Little more than a week after the International Monetary Fund named the Chinese yuan to its list of reserve currencies, there is skepticism on whether the communist nation's money will receive the same respect in the IMF's lending practices as it's getting on paper.

A survey released Thursday by The Wall Street Journal indicated that few economists believe that new reserve status for the yuan will have an impact on the dollar's power within the next 10 years.

Those same economists also were doubtful that the IMF's action would lead to economic reforms in China. The West has criticized China in recent years for keeping the value of the yuan "artificially" low, giving the communist nation a trade advantage.

Validating the skepticism, the yuan fell this week to its weakest point in more than five years as China is testing the waters toward making its currency more market-driven. As the U.S.'s trade imbalance has become a domestic concern, the increasing devaluation of the yuan could exacerbate this, as China will export more and will become less likely to import American goods.

The yuan will join the dollar, yen, pound and euro as a currency with which the IMF will distribute funds to member nations.

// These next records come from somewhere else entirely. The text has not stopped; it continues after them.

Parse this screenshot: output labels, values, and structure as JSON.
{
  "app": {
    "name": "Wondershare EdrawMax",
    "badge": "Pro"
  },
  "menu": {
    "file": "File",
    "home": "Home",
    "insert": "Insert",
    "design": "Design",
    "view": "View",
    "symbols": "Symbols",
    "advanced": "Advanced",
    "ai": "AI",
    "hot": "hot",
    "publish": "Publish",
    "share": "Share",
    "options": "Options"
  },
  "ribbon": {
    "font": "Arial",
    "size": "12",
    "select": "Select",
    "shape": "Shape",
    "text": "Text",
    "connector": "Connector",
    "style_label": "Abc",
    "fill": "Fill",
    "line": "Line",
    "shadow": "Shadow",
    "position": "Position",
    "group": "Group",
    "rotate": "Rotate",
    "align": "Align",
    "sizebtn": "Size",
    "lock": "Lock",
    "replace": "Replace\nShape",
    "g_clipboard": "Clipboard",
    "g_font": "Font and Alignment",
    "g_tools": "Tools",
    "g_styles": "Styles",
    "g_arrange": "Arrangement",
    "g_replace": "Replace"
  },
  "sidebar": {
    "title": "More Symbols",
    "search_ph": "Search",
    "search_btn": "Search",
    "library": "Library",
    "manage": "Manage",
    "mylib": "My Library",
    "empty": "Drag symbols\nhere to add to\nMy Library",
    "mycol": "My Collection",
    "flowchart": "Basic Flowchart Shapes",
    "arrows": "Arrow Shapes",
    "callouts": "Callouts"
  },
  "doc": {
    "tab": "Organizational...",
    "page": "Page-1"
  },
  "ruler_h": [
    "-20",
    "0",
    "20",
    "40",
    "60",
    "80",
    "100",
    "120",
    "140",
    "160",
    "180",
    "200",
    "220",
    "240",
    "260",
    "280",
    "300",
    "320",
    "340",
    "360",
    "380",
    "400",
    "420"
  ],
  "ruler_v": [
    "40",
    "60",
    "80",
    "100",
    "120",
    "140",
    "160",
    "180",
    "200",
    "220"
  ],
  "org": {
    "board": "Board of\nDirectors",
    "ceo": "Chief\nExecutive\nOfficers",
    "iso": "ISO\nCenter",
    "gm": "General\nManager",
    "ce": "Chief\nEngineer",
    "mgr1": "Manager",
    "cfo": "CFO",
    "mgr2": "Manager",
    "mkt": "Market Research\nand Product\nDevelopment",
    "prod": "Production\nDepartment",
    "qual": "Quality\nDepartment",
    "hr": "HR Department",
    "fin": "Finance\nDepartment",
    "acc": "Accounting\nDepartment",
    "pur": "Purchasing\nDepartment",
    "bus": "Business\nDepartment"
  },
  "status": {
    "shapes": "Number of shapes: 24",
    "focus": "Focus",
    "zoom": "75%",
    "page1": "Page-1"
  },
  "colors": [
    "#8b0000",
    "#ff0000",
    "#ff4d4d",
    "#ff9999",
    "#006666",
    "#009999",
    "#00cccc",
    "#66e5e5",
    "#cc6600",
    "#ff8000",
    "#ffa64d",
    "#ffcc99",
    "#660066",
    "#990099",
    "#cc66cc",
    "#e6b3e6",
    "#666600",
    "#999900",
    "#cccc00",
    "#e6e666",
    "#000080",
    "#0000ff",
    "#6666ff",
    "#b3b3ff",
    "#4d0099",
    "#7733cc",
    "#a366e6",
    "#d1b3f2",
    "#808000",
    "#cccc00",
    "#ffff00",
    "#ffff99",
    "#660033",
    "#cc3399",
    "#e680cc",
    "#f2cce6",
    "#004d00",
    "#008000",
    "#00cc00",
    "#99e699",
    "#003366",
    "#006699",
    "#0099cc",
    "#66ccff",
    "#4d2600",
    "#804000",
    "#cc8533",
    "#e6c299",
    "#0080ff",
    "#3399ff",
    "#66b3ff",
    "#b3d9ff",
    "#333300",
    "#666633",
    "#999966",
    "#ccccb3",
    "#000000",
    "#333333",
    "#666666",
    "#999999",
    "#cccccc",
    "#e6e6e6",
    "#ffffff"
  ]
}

IMF managing director Christine Lagarde called the move an important milestone in the integration of the Chinese economy into the global financial system.

The change wont go into effect until October 2016, and China will still need to enact financial reforms between now and then.

Deutsche Welle columnist Frank Sieren wrote that the criticism of the IMFs decision is understandable considering the yuan is not freely traded on the world markets.

Sieren said the decision signals of the end of U.S. "exclusivity," noting that the IMF is likely to disseminate $160 billion of bonds all denominated in yuan to countries when the new status goes live next year.

Chinas currency agreements over the past six years are also increasing its prominence. "There are currently 40 such deals allowing countries to conduct their business in yuan rather than dollars," Sieren said.

Reserve currencies are those that governments and other businesses hold in bulk. People with an unstable native currency prefer to hold their cash assets in one of these "safe haven" currencies. A reserve currency also facilitates transactions by acting as a common medium similar to the way English facilitates international communication by acting as the "language of global business."

Countries that issue reserve currencies have an advantage for importing and borrowing because they dont need to exchange to a foreign currency.

An analysis in the The Wall Street Journal questioned whether the IMFs decision cuts corners for China, as many onlookers believe the needed reforms are incomplete. "Instead of encouraging economic liberalization, the fund may be accommodating the worlds second-largest economy as China gains new global clout," the Journal said, while noting that the decision may be a political one, incentivizing China to speed up changes.

A report in The Economist expressed skepticism whether such a political push could be effective. "It would be foolhardy to predict that China will suddenly give the market free rein. That would go against its deep-seated preference for gradual reform. But while basking in the glow of its (special drawings rights) status, China must also be aware of the responsibility to minimise intervention that comes with it," the newsmagazine said.

As Chinas economic slowdown continues, some were concerned that the new status would lead China to deflate the yuans value further to spur growth. The head of its central bank, however, said this wont happen, according the WSJ.

Instead, the new status likely means there will be less risk-taking in the Chinese economy, according to Reuters.